Seagate rates the Seagate 600 Pro 200GB at 1.05w at idle and 2.8w at load, which is about what we measured as well. Power consumption when working with 128K data was slightly higher, but only about 0.2w or so, so it’s not a huge difference.
Without any competing enterprise SSDs on our charts it’s difficult to say if the Seagate 600 Pro is more efficient in comparison to competing enterprise SSDs however, an average 2.8w power draw at load should be a whole lot more efficient than typical enterprise hard drives.
[section label=9. Conclusion]
Seagate 600 Pro 200GB Conclusions
While SLC NAND based SSDs are still a dominant force in enterprise SSD deployments, I think it’s become quite clear over the past few years that MLC has a place in the enterprise as well. There are millions of web servers, file servers, database servers out there that are mostly there to deliver content and with MLC becoming more and more capable of SLC-like performance in read operations, there’s really no reason for larger, cloud-centric companies to deploy more expensive SLC products with limited capacities and high pricing.
Performance on the Seagate 600 Pro 200GB is fairly similar to what we saw with the consumer oriented Seagate 600 480GB we reviewed not too long ago.

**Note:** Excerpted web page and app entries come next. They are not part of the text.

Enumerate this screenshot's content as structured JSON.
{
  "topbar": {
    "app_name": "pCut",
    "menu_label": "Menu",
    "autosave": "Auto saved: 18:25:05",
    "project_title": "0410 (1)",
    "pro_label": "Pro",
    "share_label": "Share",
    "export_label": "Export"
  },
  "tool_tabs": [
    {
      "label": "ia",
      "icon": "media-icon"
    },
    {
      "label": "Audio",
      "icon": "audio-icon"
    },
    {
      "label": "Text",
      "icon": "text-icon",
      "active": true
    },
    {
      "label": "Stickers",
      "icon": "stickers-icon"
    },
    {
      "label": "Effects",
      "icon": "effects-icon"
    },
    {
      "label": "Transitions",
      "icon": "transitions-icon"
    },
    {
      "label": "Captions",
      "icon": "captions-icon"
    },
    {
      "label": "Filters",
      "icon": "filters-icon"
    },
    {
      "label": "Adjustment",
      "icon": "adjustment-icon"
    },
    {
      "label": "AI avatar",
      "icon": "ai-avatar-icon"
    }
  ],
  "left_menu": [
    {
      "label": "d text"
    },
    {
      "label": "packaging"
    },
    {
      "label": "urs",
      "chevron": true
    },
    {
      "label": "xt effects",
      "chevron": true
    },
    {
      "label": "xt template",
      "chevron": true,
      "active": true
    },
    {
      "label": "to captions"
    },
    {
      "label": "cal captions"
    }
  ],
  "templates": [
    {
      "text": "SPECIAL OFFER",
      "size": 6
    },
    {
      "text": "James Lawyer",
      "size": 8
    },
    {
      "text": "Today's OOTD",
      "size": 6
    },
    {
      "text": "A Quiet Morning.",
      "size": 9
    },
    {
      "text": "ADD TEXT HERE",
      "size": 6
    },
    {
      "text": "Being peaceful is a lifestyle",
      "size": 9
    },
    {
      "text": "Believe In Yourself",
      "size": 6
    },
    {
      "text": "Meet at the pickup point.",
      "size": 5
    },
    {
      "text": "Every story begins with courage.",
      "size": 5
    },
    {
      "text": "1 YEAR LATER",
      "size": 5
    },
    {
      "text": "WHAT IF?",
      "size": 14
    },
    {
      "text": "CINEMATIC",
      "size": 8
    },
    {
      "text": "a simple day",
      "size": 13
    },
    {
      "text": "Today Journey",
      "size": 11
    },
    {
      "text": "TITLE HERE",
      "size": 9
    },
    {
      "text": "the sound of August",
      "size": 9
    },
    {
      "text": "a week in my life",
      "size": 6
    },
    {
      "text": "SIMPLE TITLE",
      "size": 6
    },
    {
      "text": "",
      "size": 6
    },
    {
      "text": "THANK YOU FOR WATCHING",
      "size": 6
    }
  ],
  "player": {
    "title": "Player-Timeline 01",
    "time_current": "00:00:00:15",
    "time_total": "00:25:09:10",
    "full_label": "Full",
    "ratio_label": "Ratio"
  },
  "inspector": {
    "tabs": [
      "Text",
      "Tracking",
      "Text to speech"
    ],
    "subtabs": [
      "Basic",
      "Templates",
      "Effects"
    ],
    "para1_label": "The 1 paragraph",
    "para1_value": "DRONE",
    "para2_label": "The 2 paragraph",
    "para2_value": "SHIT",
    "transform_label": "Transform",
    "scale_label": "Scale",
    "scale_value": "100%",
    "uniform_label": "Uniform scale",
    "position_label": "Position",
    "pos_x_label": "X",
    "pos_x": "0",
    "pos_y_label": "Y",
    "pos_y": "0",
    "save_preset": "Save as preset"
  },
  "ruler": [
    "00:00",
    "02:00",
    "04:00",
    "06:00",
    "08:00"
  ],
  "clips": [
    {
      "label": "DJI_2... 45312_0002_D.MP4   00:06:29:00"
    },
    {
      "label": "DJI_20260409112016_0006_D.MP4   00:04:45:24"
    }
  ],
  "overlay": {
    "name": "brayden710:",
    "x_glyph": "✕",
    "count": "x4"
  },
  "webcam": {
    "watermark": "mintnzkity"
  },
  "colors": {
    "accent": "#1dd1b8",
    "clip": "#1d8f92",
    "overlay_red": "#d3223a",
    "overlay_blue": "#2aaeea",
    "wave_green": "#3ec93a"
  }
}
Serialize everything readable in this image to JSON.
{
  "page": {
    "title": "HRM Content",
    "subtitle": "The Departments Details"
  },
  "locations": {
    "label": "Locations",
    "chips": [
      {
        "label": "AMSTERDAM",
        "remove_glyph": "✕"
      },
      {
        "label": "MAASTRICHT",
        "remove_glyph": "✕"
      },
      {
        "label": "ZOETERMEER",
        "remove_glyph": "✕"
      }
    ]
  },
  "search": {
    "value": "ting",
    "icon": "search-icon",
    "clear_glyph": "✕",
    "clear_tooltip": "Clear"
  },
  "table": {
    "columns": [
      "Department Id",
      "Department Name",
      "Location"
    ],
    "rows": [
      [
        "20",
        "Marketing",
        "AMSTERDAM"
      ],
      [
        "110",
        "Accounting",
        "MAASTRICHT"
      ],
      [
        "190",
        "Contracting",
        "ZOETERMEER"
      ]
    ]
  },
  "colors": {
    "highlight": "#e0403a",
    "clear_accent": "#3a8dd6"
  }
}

The Seagate 600 Pro 200GB like its consumer oriented cousin is capable of very fast read performance, but suffers a bit when it comes to providing consistent steady state write performance. Luckily, Seagate offers the 600 Pro in both 7% and 28% over-provisioning, so those looking for a higher level of steady state write performance can opt for the models with 28% over-provisioning, while those primarily working with read-only applications can opt for the 7% over-provisoned models that offer capacity in exchange for lower steady state write performance.
In our testing, the Seagate 600 Pro 200GB draws about 1.05w on average at idle and around 2.8w-3w on average at load, which is decent for enterprise grade hardware. It’s definitely going to be lower power and lower heat output than your typical enterprise hard drive, yet will still perform much faster than even the fastest enterprise hard drive out there in most applications. While SSD deployments on a single digit scale probably won’t mean much in terms of power consumption, when we’re talking hundreds of SSDs deployed in a cloud cluster, the power saved through the use of SSDs (vs hard drives) and lowered cooling costs alone could be worth the initial investments into SSD technology. While power consumption figures aren’t too impressive compared to some of the consumer SSDs we’ve tested in the past, it’s an enterprise oriented drive, so it’d be a bit unfair to make a direct comparison there. Hopefully we’ll be seeing more enterprise SSDs down the line to make a better comparison there.
|Model||600 Pro||600 Pro||600 Pro||600 Pro||600 Pro||600 Pro|
|Capacity||100 GB||120 GB||200 GB||240 GB||400 GB||480 GB|
|Check Pricing||Click Here||Click Here||Click Here||Click Here||Click Here||Click Here|
From a pricing standpoint, it’s almost immediately clear just how much of a value you’re getting with the 600 Pro. The Seagate 600 Pro can generally be picked up anywhere between $1.19/GB to about $1.69/GB depending on capacity, which is quite good an enterprise SSD. Other options include stuff like Seagate’s own Pulsar.2 which runs at around $6.44/GB, Intel’s DC S3500 which runs at around $1.28/GB, Intel’s DC3700 which runs at around $2.44/GB, and Micron’s P400m which runs at around $2.49/GB. It seems like Intel’s DC S3500 is the only major competitor who’s able to offer similar rated specs for the price.
All in all, the Seagate 600 Pro is a great SSD for those looking to deploy some high performance MLC based SSDs in a read intensive environment. It’s got fantastic read performance, power loss protection features, and a Seagate backed 5 year enterprise usage based warranty all at a pricepoint unmatched by most other enterprise SSDs on the market.
Sample provided by: Seagate
Available at: Amazon